ARDMORE, OK--Hundreds of People in Ardmore braced themselves for a tornado earlier today, While the mock twister was just part of a drill it was meant to prepare them for the real thing.
17 sirens went off across Ardmore Thursday as part of a citywide tornado drill. Conducted by the Ardmore Department of Civil Emergency Management- it gave residents, school kids, AND even city employees the opportunity to practice their emergency plans.
"Businesses, I mean a lot of times people don't think about while you're at work what you're going to do and you know we have a perfect example two weeks ago in Norman a tornado went through at 4 o'clock in the afternoon when people were still at work so people need to know what to do at work also." said Amber Wilson Ardmore Emergency Management Director.
Diane Hall has worked at the Carter County commissioners office for four years she says she knows what to do and where to go if a tornado were to strike while she is at work.
"Once the sirens go off then we walk to the corridor and down to the basement, we have a basement here in this building Said Hall.
Hall said that most people have an emergency plan for when they are at home but said a tornado can happen at any time.
"I'm sure they don't think about things like that and you've got to have a plan whether you're driving in the car or in the workplace or at home" said Hall.
Paul Tucker, director of Carter County Emergency Management has helped employees by designing a personalized floor plan that includes tornadoes refuge areas for several Carter County business buildings.
"The courthouse, Annex 1, Annex 2, and Annex 3, along with the district barns" said Tucker.
He said every workplace is different and if you need help developing an emergency plan for your workplace Emergency Management would be glad to help.
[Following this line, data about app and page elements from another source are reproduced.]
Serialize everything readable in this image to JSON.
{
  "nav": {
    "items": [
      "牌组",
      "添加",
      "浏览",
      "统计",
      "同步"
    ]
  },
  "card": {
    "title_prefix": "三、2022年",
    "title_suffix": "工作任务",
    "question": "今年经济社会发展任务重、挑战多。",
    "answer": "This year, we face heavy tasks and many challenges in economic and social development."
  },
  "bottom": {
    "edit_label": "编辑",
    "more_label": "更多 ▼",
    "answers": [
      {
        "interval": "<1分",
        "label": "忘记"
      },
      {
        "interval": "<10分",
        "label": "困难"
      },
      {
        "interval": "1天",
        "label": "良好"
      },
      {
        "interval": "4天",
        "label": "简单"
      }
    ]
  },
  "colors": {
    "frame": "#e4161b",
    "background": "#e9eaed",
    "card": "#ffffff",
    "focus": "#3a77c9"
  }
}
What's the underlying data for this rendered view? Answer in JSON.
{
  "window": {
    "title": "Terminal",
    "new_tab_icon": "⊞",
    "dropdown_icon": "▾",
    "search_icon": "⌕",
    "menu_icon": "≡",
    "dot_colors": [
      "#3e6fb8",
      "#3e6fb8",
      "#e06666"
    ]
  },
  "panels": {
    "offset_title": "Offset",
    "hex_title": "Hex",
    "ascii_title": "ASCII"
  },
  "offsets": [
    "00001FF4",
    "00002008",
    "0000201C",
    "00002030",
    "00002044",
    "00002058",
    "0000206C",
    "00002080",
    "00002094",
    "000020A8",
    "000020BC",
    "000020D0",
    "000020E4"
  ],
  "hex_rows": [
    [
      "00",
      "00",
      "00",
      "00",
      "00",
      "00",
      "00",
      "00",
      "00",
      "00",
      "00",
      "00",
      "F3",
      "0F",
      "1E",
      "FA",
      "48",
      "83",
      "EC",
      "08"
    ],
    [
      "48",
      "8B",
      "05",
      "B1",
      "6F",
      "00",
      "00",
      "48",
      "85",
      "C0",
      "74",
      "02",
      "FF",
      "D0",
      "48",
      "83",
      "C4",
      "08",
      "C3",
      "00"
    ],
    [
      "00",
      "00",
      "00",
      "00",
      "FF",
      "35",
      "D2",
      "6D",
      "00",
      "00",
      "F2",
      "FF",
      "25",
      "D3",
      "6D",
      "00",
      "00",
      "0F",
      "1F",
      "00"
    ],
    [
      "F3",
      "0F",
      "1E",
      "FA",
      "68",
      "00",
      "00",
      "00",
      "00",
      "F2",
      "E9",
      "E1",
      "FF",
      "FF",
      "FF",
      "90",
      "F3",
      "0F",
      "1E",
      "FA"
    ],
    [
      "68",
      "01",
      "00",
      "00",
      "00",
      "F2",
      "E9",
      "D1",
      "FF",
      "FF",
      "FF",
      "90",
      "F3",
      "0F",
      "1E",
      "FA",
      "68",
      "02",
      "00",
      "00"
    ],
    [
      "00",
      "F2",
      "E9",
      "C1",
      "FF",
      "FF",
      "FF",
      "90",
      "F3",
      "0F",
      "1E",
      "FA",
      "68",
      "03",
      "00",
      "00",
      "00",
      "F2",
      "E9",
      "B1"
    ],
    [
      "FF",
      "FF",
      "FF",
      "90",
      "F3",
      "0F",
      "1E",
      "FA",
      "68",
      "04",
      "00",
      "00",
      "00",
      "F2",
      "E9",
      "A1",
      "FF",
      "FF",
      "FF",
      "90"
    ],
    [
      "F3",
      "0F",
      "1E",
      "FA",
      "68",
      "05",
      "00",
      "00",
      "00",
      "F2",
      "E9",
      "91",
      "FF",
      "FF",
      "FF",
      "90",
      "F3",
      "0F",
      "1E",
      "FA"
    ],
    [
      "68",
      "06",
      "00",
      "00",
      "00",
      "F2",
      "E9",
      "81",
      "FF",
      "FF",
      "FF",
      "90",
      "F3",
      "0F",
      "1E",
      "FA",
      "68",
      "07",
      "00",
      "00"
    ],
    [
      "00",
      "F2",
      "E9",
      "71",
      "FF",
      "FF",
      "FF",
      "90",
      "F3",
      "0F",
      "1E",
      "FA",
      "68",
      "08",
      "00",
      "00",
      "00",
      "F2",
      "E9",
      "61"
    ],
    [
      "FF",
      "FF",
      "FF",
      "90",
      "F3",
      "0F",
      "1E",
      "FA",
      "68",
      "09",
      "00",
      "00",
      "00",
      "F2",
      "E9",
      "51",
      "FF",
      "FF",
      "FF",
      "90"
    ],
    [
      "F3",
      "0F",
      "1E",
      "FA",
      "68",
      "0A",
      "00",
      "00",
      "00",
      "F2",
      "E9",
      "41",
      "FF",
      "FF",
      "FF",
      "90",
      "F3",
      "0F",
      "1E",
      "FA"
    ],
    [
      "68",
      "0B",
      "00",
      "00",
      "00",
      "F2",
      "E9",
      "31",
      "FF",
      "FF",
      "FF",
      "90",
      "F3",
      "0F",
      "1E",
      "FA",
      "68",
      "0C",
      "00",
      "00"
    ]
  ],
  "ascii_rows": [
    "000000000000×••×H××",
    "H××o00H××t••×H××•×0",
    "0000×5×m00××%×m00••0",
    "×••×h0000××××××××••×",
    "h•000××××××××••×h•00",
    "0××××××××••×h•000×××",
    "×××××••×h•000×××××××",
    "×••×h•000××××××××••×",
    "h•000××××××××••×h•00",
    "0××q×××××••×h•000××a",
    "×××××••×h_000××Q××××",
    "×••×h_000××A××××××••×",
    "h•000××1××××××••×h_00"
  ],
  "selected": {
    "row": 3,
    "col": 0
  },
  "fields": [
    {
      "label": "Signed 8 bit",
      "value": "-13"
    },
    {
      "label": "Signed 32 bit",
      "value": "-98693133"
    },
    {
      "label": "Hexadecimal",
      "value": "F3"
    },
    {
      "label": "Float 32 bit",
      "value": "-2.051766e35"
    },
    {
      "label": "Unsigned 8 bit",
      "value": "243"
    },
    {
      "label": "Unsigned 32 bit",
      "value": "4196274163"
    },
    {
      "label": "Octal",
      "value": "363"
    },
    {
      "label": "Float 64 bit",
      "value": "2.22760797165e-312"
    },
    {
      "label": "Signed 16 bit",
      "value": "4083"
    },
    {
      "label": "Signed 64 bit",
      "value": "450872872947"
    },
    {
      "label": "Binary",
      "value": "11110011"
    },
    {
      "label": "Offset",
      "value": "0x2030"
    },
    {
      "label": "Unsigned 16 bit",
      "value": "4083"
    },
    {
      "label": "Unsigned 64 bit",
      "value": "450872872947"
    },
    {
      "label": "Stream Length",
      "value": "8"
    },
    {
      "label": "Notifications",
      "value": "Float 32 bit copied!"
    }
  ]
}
Emergency officials recommend if your employer does not have an emergency plan of action, to get together with your coworkers and come up with one.
For ideas and help with coming up with your own plan visit: